# Exercise:
Pull every line holding the word "title" from the data below and copy it.

# Provided entries:
■ ■ ■ ■ ■

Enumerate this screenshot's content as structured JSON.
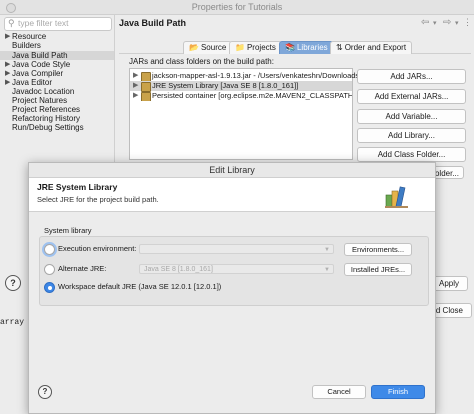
{
  "window": {
    "title": "Properties for Tutorials"
  },
  "sidebar": {
    "filter_placeholder": "type filter text",
    "items": [
      {
        "label": "Resource",
        "expandable": true
      },
      {
        "label": "Builders",
        "expandable": false
      },
      {
        "label": "Java Build Path",
        "expandable": false,
        "selected": true
      },
      {
        "label": "Java Code Style",
        "expandable": true
      },
      {
        "label": "Java Compiler",
        "expandable": true
      },
      {
        "label": "Java Editor",
        "expandable": true
      },
      {
        "label": "Javadoc Location",
        "expandable": false
      },
      {
        "label": "Project Natures",
        "expandable": false
      },
      {
        "label": "Project References",
        "expandable": false
      },
      {
        "label": "Refactoring History",
        "expandable": false
      },
      {
        "label": "Run/Debug Settings",
        "expandable": false
      }
    ]
  },
  "main": {
    "title": "Java Build Path",
    "tabs": [
      {
        "label": "Source",
        "icon": "source-folder-icon"
      },
      {
        "label": "Projects",
        "icon": "project-icon"
      },
      {
        "label": "Libraries",
        "icon": "library-icon",
        "active": true
      },
      {
        "label": "Order and Export",
        "icon": "order-icon"
      }
    ],
    "jars_label": "JARs and class folders on the build path:",
    "tree": [
      {
        "label": "jackson-mapper-asl-1.9.13.jar - /Users/venkateshn/Downloads"
      },
      {
        "label": "JRE System Library [Java SE 8 [1.8.0_161]]",
        "selected": true
      },
      {
        "label": "Persisted container [org.eclipse.m2e.MAVEN2_CLASSPATH_CO"
      }
    ],
    "buttons": [
      "Add JARs...",
      "Add External JARs...",
      "Add Variable...",
      "Add Library...",
      "Add Class Folder...",
      "Folder..."
    ],
    "apply_label": "Apply",
    "apply_close_label": "and Close",
    "fragment_text": "array"
  },
  "dialog": {
    "title": "Edit Library",
    "heading": "JRE System Library",
    "description": "Select JRE for the project build path.",
    "group_label": "System library",
    "options": [
      {
        "label": "Execution environment:",
        "value": "",
        "button": "Environments...",
        "checked": false
      },
      {
        "label": "Alternate JRE:",
        "value": "Java SE 8 [1.8.0_161]",
        "button": "Installed JREs...",
        "checked": false
      },
      {
        "label": "Workspace default JRE (Java SE 12.0.1 [12.0.1])",
        "checked": true
      }
    ],
    "cancel_label": "Cancel",
    "finish_label": "Finish",
    "help_symbol": "?"
  },
  "colors": {
    "accent": "#3f8ae8",
    "active_tab": "#7fa7d9"
  }
}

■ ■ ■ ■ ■

# Reply:
    "title": "Properties for Tutorials"
    "title": "Java Build Path",
    "title": "Edit Library",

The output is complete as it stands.